_YOUR GOAL_.
Report each line of the entries that includes "JSON" by copying it.

_RAW DATA_.
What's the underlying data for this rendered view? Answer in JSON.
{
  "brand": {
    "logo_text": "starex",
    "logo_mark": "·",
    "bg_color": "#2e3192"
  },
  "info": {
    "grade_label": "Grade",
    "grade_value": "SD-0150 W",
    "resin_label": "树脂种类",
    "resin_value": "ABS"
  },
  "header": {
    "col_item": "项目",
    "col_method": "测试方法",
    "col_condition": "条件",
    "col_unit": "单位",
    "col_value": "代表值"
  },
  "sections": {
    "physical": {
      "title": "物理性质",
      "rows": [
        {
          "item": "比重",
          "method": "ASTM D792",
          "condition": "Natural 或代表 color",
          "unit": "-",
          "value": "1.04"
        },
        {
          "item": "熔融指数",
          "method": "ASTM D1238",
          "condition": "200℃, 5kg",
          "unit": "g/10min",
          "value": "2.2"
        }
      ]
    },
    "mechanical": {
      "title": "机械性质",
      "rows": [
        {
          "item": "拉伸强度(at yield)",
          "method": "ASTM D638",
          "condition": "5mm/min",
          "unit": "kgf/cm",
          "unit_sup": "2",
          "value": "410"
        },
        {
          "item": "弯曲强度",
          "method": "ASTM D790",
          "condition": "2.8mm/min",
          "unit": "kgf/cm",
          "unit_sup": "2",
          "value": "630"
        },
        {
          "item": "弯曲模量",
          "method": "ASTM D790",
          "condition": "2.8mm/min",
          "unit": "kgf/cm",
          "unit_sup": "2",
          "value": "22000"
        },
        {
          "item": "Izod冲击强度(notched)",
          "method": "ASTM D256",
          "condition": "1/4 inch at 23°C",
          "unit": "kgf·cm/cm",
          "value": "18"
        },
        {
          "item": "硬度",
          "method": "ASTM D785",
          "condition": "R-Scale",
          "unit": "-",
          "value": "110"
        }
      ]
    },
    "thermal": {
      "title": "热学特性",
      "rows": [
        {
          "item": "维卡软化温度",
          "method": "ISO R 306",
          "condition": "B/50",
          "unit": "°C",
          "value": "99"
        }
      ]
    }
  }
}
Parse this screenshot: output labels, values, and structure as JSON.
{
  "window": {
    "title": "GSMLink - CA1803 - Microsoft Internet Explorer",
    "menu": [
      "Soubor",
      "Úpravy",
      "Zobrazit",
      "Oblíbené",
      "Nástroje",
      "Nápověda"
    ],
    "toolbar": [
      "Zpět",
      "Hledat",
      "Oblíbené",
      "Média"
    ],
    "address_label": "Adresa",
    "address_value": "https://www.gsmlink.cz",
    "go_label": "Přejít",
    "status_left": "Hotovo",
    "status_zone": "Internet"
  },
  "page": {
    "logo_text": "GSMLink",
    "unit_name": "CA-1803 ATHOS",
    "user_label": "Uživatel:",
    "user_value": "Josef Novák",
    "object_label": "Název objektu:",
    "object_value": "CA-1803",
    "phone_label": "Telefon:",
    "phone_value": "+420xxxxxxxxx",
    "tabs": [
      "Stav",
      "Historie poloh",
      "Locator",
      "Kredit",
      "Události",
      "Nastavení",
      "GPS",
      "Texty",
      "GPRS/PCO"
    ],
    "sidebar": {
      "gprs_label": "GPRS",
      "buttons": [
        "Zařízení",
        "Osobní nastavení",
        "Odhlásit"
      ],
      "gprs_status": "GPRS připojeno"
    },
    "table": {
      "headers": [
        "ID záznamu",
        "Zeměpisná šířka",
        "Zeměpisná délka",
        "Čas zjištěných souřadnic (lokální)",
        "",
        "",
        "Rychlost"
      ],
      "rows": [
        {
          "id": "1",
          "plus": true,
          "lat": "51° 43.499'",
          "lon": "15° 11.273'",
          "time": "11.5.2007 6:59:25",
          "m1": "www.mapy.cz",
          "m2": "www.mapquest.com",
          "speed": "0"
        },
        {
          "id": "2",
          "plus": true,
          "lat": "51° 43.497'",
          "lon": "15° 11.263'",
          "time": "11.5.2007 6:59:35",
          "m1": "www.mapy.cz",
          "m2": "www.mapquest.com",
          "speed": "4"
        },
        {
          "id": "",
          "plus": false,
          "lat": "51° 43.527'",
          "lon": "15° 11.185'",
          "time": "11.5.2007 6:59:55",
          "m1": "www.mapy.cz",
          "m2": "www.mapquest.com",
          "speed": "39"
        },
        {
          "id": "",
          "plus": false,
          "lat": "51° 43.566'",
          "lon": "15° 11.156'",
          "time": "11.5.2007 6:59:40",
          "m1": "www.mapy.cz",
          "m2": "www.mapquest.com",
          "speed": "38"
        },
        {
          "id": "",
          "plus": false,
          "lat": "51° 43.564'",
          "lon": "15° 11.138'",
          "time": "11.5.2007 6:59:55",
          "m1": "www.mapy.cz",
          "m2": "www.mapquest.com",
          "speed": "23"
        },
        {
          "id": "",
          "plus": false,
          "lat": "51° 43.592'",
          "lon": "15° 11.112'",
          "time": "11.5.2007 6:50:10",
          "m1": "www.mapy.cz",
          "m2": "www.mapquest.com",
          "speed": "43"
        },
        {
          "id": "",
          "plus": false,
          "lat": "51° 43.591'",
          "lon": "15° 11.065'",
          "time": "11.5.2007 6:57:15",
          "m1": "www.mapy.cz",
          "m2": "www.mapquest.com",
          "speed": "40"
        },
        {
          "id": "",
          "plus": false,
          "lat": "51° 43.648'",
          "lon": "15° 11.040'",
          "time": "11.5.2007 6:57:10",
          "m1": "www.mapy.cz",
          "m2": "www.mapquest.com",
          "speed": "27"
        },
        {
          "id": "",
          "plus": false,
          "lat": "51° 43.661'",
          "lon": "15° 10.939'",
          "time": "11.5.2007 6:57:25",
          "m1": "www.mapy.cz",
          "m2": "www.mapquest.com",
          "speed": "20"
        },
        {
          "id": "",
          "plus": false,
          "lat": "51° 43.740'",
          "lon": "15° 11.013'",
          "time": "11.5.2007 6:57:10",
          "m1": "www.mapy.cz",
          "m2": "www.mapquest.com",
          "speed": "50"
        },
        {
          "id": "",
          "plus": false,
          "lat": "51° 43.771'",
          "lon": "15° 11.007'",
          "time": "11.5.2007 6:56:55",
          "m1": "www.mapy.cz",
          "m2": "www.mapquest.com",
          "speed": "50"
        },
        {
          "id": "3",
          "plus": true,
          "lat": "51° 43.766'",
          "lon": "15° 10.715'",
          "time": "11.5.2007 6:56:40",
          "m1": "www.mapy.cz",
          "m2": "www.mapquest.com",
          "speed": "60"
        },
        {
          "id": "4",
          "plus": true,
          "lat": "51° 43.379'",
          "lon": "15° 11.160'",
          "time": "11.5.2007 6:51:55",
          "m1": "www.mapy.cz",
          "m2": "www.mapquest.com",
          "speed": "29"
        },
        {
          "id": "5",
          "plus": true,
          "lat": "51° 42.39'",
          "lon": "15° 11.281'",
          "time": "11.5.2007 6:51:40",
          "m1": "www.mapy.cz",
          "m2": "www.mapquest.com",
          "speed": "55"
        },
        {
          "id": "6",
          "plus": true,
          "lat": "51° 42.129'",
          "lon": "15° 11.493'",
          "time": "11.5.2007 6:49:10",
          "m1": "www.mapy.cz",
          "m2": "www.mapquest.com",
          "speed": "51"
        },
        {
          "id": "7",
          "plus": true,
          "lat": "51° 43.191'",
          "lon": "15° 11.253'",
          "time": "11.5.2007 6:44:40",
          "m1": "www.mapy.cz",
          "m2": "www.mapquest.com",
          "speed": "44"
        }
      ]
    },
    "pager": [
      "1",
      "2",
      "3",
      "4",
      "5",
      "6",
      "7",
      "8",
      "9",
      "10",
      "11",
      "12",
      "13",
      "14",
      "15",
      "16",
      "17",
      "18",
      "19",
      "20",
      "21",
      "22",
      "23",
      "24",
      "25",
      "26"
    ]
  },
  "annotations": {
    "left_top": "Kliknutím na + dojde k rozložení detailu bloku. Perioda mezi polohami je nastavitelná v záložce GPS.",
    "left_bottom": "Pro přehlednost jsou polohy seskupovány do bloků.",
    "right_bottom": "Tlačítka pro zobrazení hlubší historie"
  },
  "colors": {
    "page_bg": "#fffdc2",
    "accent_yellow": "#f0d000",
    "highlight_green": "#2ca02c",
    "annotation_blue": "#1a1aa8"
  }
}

_RESULT_.
What's the underlying data for this rendered view? Answer in JSON.
Parse this screenshot: output labels, values, and structure as JSON.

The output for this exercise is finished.